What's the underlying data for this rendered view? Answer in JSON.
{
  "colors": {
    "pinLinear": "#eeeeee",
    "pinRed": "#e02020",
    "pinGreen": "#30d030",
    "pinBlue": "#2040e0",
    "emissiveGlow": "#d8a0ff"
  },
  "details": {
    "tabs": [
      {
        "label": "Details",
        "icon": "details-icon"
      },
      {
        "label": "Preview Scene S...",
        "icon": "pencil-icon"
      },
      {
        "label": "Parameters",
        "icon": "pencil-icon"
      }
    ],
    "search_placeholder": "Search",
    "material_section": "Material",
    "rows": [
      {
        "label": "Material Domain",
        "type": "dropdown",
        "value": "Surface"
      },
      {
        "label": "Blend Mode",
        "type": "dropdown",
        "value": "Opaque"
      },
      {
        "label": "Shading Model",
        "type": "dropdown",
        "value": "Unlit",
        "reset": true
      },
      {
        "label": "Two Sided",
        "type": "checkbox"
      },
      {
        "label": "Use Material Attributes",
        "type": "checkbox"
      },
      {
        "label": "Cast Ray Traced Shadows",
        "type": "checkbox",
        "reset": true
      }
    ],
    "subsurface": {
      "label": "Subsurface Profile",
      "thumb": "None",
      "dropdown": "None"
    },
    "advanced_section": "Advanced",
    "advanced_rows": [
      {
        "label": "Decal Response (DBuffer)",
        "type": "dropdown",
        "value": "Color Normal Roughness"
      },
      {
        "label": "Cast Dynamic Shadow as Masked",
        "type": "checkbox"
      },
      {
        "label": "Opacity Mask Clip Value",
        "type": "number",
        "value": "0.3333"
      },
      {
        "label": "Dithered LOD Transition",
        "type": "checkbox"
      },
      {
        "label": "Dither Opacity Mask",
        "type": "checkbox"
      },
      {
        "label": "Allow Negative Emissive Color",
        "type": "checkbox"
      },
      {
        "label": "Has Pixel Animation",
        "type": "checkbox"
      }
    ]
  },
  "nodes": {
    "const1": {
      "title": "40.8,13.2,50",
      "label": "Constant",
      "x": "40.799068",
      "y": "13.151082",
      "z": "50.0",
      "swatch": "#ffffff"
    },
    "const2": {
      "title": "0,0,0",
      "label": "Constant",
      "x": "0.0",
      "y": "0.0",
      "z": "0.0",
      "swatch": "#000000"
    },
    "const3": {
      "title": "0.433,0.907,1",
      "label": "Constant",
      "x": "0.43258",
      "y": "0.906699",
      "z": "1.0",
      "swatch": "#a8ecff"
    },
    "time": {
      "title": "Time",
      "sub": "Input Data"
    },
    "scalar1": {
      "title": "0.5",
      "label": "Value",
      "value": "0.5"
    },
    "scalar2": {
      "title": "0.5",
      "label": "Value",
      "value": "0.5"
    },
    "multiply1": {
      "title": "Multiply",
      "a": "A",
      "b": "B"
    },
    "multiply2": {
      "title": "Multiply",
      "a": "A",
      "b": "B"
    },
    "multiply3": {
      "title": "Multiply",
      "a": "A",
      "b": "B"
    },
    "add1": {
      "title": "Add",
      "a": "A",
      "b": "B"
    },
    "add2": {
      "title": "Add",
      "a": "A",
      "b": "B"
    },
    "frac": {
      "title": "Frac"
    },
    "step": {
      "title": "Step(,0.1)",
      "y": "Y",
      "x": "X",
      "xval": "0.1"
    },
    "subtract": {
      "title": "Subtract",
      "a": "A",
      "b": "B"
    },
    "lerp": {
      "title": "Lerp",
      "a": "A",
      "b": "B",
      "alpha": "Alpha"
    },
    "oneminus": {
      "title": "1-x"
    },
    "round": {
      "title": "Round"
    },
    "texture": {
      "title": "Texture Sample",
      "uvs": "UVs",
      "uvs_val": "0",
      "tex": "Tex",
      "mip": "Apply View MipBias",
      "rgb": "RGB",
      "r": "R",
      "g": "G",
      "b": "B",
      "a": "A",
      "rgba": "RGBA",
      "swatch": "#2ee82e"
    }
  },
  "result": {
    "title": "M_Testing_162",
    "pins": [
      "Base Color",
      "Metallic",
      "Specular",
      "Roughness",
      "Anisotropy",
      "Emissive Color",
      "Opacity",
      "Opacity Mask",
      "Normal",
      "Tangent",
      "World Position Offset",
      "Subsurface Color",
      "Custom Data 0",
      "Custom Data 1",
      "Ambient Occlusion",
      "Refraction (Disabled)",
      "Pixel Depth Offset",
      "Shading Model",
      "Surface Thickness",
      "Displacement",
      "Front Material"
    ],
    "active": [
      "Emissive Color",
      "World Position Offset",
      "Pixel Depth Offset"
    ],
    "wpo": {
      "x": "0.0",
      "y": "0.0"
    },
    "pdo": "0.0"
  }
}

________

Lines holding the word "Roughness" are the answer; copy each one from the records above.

#### [Task response]
        "value": "Color Normal Roughness"
      "Roughness",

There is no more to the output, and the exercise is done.